|CN101829951B||May 7, 2010||Aug 15, 2012||上海理工大学||Outer circle grinding workpiece surface quality visualized real-time monitoring method|
|U.S. Classification||451/8, 451/36|
|International Classification||B24B49/04, B24B31/00, B24B37/00, B24B1/00, B24B31/116|
|Cooperative Classification||B24B49/04, B24B31/116|
|European Classification||B24B31/116, B24B49/04|
|Apr 10, 2000||AS||Assignment|
Owner name: BOARD OF REGENCE OF THE UNIVERSITY OF NEBRASKA, NE
Free format text: ASSIGNMENT OF ASSIGNORS INTEREST;ASSIGNOR:WILLIAMS, ROBERT E.;REEL/FRAME:010744/0890
Effective date: 20000407
Owner name: EXTRUDE HONE CORPORATION, PENNSYLVANIA
Free format text: ASSIGNMENT OF ASSIGNORS INTEREST;ASSIGNOR:BOARD OF REGENCE OF THE UNIVERSITY OF NEBRASKA;REEL/FRAME:010746/0821
Effective date: 20000407
|May 21, 2002||CC||Certificate of correction|
|Apr 28, 2005||FPAY||Fee payment|
Year of fee payment: 4
|Feb 19, 2008||CC||Certificate of correction|
|Sep 4, 2008||SULP||Surcharge for late payment|
|Jun 1, 2009||REMI||Maintenance fee reminder mailed|
|Nov 20, 2009||LAPS||Lapse for failure to pay maintenance fees|
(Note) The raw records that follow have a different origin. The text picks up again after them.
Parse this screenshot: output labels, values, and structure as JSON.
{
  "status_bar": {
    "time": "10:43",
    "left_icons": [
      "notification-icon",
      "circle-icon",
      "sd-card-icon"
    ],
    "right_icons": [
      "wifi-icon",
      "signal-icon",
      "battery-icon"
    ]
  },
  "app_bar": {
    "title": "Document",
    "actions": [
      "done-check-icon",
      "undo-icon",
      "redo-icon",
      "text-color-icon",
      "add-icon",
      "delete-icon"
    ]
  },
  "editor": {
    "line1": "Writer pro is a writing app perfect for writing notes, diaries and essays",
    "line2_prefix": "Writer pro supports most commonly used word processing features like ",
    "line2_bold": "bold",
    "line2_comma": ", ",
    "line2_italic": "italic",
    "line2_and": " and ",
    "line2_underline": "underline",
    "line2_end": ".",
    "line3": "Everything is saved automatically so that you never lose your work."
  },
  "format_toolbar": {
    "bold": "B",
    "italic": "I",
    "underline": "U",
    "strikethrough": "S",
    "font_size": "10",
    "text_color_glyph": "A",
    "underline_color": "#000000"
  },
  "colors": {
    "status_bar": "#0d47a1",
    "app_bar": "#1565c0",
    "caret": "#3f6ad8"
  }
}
|Jan 12, 2010||FP||Expired due to failure to pay maintenance fee|
Effective date: 20091120